Assignment –
Wherever a line holds the word "icon", copy that line from the data.
(Beginning of Records for the task)
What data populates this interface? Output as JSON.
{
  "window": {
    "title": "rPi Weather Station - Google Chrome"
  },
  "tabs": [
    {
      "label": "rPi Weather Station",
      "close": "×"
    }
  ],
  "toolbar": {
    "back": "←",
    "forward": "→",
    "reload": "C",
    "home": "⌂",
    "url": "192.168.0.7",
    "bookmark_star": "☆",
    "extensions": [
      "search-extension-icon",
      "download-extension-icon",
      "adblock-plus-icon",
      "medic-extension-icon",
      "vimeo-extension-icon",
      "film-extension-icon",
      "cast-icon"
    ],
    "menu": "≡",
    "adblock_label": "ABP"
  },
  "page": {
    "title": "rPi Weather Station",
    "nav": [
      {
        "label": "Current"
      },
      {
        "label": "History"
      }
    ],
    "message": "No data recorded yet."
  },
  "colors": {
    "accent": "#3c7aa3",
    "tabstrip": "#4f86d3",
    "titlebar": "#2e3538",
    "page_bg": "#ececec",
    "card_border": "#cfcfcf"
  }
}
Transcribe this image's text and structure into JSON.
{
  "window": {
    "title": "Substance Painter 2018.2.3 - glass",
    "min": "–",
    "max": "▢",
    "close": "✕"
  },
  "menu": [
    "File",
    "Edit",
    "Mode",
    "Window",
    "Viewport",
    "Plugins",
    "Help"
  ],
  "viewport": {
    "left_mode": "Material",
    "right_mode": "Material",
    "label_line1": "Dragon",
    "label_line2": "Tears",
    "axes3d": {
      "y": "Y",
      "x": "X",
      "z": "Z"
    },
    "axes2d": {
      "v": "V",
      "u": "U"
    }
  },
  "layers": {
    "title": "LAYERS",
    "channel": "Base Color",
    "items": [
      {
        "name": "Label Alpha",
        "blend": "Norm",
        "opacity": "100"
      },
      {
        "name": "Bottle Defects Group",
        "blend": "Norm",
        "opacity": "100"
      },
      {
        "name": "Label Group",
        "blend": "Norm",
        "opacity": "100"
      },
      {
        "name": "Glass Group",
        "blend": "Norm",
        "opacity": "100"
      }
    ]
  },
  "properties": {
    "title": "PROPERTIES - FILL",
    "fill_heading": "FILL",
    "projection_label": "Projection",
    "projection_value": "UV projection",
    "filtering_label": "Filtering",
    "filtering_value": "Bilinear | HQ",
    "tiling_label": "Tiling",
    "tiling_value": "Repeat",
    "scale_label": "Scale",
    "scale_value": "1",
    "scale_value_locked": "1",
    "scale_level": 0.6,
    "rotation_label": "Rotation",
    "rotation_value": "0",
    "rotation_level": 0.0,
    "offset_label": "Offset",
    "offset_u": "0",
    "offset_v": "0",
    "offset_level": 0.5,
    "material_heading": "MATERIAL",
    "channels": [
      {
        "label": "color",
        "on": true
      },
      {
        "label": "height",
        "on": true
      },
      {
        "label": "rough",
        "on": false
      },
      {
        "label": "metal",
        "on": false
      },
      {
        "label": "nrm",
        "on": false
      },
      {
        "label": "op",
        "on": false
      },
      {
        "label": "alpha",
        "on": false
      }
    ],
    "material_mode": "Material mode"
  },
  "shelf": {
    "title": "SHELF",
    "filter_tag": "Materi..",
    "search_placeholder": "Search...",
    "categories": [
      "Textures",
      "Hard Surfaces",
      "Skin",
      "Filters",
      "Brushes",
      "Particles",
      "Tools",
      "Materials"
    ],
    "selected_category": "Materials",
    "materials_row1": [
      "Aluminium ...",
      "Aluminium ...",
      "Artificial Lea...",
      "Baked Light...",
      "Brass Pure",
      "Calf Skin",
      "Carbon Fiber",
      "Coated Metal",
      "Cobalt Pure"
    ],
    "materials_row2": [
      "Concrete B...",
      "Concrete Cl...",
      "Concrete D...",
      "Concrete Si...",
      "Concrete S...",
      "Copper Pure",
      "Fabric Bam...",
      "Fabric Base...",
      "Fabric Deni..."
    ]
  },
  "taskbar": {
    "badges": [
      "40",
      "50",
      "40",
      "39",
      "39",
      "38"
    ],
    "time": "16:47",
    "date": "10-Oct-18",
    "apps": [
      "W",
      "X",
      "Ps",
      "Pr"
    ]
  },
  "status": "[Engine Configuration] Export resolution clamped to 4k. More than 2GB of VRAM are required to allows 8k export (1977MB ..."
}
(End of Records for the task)
Output –
      "search-extension-icon",
      "download-extension-icon",
      "adblock-plus-icon",
      "medic-extension-icon",
      "vimeo-extension-icon",
      "film-extension-icon",
      "cast-icon"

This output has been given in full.